- Opening Delimiter -

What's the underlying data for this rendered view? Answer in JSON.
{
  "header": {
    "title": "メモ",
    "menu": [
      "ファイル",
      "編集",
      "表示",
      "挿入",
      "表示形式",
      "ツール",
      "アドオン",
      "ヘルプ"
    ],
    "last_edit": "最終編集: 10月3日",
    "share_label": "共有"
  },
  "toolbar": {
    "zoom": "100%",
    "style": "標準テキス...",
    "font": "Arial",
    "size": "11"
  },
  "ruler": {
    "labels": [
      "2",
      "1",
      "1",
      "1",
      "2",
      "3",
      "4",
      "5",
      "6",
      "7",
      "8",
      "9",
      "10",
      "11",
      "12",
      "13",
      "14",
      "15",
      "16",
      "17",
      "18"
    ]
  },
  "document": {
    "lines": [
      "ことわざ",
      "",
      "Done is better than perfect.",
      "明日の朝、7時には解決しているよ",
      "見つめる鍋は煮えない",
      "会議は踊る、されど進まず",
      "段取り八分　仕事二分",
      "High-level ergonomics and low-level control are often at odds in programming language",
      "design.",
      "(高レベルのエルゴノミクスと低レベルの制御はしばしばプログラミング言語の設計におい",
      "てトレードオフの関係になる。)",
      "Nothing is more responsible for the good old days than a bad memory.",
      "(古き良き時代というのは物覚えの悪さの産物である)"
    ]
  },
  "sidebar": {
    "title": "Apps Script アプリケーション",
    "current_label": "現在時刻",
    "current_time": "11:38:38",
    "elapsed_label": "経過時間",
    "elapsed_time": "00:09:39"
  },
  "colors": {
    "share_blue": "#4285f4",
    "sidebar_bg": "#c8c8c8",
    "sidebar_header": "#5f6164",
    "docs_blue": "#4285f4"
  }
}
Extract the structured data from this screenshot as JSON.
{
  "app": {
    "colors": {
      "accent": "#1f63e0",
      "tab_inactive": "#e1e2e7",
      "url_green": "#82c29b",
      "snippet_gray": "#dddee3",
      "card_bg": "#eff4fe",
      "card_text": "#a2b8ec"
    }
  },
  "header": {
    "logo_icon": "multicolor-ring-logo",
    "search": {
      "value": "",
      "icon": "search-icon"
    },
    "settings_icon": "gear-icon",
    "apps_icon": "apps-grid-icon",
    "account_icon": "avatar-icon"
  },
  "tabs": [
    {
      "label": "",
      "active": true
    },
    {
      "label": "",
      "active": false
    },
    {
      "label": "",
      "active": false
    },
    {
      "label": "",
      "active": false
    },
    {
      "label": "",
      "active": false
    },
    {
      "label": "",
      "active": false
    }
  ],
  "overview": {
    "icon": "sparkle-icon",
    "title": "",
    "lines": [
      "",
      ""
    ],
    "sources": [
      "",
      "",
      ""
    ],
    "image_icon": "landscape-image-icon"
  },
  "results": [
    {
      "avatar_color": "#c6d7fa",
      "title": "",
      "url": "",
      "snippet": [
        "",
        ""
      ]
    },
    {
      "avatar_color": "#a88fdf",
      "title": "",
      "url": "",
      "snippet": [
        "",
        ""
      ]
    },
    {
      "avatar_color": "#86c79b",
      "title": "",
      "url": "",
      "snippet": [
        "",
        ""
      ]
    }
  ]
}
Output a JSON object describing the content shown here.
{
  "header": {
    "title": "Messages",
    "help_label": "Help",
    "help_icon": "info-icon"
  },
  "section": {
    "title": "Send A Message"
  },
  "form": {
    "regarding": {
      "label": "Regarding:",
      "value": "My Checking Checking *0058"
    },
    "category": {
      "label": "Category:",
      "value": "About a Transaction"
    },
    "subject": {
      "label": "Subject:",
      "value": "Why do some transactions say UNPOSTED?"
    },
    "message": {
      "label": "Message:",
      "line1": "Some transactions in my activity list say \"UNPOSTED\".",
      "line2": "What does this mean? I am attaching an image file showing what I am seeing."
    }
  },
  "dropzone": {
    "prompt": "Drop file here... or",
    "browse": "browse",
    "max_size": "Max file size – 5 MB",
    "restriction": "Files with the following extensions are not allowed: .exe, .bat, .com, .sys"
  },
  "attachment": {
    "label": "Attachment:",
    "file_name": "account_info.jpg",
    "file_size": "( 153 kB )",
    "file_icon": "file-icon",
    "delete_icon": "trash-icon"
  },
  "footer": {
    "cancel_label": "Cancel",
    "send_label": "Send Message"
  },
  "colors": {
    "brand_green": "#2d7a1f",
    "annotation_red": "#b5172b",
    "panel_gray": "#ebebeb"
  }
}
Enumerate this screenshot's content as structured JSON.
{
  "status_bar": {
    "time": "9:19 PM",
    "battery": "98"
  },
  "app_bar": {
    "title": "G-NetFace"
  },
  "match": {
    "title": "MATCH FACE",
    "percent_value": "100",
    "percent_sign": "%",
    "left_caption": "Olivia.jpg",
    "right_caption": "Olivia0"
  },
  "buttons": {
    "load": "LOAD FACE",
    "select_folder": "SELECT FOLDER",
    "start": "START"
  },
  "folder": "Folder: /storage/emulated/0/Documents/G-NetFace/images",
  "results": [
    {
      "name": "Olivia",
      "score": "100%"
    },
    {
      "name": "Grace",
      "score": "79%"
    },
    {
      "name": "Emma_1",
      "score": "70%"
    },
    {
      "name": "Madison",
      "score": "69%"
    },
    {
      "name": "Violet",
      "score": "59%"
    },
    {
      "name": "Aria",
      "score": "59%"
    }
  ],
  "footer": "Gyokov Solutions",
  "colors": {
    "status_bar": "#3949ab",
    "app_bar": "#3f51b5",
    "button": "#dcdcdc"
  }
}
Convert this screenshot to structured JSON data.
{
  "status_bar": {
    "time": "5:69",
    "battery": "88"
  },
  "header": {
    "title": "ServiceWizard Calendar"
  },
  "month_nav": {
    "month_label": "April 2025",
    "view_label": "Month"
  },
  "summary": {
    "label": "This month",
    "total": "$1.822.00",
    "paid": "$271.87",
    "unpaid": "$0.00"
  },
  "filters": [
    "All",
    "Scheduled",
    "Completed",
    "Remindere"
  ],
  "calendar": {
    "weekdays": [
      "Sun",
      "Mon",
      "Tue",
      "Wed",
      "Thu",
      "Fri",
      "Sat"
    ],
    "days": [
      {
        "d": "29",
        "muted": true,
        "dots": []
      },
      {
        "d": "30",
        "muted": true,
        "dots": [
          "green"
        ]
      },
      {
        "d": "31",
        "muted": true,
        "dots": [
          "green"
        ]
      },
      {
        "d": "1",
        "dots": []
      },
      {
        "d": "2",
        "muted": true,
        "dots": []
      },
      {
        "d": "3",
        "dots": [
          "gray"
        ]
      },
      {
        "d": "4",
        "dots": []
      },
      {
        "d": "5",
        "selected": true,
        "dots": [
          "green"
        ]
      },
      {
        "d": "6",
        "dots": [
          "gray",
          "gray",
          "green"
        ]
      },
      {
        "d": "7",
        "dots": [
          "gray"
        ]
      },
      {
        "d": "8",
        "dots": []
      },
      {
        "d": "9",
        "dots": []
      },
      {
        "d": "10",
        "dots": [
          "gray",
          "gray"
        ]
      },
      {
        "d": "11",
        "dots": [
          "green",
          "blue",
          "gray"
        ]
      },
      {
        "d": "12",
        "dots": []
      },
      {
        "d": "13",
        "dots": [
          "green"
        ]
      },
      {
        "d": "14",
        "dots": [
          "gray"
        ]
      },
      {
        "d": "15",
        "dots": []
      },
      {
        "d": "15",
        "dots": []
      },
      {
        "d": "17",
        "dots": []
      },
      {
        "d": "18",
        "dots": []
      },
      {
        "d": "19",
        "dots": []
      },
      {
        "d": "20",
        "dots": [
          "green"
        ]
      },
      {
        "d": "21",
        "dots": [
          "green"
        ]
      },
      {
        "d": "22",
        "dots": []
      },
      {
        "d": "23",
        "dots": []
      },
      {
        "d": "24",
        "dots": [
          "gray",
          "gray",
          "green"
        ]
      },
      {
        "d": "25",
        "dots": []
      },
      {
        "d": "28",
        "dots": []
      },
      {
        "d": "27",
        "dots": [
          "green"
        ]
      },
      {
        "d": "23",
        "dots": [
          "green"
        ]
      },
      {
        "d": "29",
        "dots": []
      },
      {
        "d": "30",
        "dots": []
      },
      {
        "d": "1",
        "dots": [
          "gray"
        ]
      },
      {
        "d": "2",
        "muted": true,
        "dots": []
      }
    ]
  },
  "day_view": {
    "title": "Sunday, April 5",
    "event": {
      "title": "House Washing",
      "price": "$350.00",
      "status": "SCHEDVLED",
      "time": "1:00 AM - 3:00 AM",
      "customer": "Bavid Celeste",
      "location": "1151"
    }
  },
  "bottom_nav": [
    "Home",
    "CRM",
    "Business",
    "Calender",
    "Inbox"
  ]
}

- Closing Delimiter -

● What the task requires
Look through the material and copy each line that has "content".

● Exercise result
Output a JSON object describing the content shown here.
Enumerate this screenshot's content as structured JSON.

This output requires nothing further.